Nine Nazi-looted artworks returned by Munich institutions

Nine Nazi-looted artworks returned by Munich institutions
Three of the nine artworks that were restituted to heirs of the family in Munich on Monday. Photo: StMWK/Andreas Gebert
Leading lights

Over eight decades have passed since Julius and Semaya Franziska Davidsohn, Jewish art collectors, were arrested by the Gestapo. On that day in 1938, the entirety of their possessions were seized by the Nazis in Munich and the Davidsohns, who had no children, were taken to a concentration camp. Now, nine works that were owned by the couple have been successfully returned to the heirs of the collectors who fell victim to the ravages of the Nazis.

On August 5th, the Davidsohn’s heirs, who were traced to London, Zimbabwe, and Tel Aviv, met in Munich to receive the artworks stolen all those years ago. The works in question, including paintings, sculptures, and engravings, had undergone meticulous research while in the stores of three of Germany’s state museum in Munich.

‘Provenance research is more than just a duty of our museums,’ said Bernd Sibler, Bavarian arts minister, in a statement to Bayern 2-radioWelt. ‘It is our ethical duty, to deal with the provenance of museum inventories thoroughly, profoundly, and conscientiously, and to make it transparent.’

The research of the artworks found that they were taken from the Davidsohn’s Munich apartment after their arrest. They then went to Königsplatz, one of the National Socialists’ collection points in the city, before ending up in either the Bavarian State Painting Collection, Bavarian National Museum, or the State Graphics Collection by 1955. The artworks included five paintings dating back to the 16th to early 20th centuries, three colour engravings dating to the 19th century, and a wooden panel with sections of intricate ivory reliefs.

‘It is very illuminating for the community of heirs to find out about the fate of the former Davidsohn family, and to be able to commemorate them,’ said a spokesperson for the heirs. The process of tracking down the rightful heirs was ‘long and difficult’ according to Bernhard Maaz, director of the Bavarian State Painting Collection. However, in recent years, the information available and the tools to research the murky waters that surround the Holocaust era have become better.

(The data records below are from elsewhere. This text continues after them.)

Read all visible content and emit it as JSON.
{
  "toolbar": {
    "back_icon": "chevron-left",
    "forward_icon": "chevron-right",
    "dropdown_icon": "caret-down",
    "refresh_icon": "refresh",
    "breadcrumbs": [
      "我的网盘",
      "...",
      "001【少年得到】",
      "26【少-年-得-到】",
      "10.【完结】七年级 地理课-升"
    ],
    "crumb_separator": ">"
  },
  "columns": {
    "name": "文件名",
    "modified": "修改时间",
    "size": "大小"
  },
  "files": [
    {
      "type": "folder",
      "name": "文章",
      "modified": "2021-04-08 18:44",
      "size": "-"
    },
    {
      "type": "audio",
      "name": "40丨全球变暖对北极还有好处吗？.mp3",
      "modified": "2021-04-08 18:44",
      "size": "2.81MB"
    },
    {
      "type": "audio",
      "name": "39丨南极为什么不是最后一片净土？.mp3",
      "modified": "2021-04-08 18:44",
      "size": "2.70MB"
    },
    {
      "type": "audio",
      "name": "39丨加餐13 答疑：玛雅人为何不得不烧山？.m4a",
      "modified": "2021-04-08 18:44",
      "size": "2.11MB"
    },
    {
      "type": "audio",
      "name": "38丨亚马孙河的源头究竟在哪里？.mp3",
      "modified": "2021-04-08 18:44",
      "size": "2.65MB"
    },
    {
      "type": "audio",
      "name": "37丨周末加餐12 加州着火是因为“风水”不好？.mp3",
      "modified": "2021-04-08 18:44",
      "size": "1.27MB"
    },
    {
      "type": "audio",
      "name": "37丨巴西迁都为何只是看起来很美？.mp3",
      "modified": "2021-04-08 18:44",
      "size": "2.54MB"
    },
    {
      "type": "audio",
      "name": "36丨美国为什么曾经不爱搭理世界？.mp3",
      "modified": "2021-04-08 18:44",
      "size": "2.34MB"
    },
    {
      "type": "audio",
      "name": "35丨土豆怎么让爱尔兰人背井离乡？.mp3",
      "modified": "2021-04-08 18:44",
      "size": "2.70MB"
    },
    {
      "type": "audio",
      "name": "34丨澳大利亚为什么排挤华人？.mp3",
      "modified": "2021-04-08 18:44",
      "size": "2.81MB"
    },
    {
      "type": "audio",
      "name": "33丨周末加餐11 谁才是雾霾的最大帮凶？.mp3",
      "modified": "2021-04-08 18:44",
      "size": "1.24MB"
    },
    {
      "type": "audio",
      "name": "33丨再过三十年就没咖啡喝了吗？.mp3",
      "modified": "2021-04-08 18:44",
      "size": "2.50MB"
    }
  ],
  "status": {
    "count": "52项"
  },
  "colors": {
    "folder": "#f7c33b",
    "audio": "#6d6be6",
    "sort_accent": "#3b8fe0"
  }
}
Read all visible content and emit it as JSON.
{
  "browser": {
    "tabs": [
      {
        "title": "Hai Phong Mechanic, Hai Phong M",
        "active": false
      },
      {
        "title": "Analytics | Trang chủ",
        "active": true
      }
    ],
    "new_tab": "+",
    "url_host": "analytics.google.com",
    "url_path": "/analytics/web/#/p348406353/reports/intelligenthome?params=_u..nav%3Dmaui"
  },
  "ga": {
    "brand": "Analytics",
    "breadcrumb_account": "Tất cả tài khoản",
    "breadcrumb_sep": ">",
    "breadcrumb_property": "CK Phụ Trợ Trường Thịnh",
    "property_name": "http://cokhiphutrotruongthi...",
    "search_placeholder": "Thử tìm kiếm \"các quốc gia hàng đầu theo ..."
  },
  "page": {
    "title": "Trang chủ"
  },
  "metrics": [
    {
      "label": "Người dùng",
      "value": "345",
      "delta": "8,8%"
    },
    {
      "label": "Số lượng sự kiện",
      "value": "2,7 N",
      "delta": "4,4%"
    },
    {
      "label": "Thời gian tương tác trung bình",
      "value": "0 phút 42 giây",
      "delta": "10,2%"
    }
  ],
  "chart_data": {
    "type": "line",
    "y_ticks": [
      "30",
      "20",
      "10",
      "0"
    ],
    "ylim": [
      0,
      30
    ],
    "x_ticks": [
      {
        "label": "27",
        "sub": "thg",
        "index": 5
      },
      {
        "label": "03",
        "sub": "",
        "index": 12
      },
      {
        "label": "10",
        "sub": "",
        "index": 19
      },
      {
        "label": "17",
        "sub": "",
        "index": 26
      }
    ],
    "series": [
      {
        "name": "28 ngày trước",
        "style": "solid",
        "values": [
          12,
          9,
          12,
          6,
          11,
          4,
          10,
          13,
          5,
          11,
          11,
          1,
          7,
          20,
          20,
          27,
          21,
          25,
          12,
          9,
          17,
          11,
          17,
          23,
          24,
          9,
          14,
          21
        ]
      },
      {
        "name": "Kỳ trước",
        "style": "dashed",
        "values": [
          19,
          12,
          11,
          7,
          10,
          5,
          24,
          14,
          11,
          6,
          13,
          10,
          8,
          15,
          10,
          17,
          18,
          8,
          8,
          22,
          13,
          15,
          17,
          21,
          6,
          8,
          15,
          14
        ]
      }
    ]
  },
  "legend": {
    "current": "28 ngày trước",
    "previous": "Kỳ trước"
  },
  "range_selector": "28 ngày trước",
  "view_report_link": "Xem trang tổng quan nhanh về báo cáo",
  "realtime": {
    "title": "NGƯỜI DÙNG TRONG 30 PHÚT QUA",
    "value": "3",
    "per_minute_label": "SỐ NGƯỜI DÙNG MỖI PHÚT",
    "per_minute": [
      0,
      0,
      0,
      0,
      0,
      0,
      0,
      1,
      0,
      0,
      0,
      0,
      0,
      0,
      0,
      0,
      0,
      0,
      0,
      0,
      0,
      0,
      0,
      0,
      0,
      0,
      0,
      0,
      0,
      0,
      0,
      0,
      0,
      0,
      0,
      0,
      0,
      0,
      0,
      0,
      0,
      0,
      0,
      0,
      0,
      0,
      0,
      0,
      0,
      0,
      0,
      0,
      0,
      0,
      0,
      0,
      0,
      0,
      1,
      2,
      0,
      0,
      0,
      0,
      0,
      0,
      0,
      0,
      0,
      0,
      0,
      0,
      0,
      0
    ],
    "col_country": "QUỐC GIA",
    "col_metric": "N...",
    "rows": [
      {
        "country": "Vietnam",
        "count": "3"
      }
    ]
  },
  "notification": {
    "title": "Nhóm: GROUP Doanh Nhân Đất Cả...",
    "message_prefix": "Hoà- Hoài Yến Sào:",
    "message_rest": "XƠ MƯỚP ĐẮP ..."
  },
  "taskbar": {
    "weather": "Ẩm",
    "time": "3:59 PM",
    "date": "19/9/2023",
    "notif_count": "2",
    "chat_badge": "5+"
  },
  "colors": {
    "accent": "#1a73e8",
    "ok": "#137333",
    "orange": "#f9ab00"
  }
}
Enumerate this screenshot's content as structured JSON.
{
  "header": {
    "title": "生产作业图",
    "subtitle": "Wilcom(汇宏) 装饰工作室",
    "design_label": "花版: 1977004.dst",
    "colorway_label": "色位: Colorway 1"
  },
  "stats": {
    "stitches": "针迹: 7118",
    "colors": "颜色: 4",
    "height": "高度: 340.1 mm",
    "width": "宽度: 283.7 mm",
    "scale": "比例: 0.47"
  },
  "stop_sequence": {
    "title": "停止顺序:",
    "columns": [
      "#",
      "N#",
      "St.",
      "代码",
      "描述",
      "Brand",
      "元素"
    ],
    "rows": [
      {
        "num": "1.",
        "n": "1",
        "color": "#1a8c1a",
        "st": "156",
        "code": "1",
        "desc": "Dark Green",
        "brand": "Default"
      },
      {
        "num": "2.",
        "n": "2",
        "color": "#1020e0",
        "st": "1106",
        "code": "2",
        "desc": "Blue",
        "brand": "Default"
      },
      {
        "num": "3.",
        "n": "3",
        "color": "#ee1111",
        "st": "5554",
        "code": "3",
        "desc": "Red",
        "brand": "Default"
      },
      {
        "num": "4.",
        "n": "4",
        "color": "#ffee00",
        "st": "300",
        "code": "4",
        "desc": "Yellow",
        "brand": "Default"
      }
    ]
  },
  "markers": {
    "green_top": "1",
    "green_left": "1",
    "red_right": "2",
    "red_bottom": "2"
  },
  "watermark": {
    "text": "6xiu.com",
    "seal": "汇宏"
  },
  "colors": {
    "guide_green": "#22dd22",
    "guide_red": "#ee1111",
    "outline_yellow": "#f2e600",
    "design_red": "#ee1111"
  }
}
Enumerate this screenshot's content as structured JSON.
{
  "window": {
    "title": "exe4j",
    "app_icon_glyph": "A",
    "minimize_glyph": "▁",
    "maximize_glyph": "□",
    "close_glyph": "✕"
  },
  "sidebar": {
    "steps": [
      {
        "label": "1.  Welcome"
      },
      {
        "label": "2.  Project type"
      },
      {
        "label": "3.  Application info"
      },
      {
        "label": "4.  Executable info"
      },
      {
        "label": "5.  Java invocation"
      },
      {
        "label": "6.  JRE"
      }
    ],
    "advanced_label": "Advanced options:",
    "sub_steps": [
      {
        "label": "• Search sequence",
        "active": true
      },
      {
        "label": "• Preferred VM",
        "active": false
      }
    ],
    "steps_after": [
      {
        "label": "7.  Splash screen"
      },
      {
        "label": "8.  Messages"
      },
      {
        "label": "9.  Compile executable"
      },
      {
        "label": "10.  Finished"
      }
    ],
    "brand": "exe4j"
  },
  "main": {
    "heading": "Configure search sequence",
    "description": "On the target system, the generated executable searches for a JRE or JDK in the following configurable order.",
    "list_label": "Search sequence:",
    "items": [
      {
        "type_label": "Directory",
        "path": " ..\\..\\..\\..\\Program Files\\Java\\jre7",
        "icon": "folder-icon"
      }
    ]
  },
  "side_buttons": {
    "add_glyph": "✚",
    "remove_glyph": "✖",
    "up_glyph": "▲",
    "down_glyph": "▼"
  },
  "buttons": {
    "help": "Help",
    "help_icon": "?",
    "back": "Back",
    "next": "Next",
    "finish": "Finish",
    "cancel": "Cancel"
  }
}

Sibler also recognized that the lack of direct heirs made the process more difficult.

In August of 1942, Julius was killed and Semaya passed away the following April. Their possessions could have easily slipped through the cracks. Luckily, in this case, that didn’t happen and it hopefully sheds more light on the extensive work that is yet to be down. It certainly isn’t an easy process, as the ongoing battle for a pair of works by Egon Schiele in the US has proven, but it is a messy and traumatic path that must continue to be forged.

Like Sibler said: ‘Past events cannot be undone, but we can send a visible sign for our deep and serious interest to process the inhuman crimes of National Socialism.’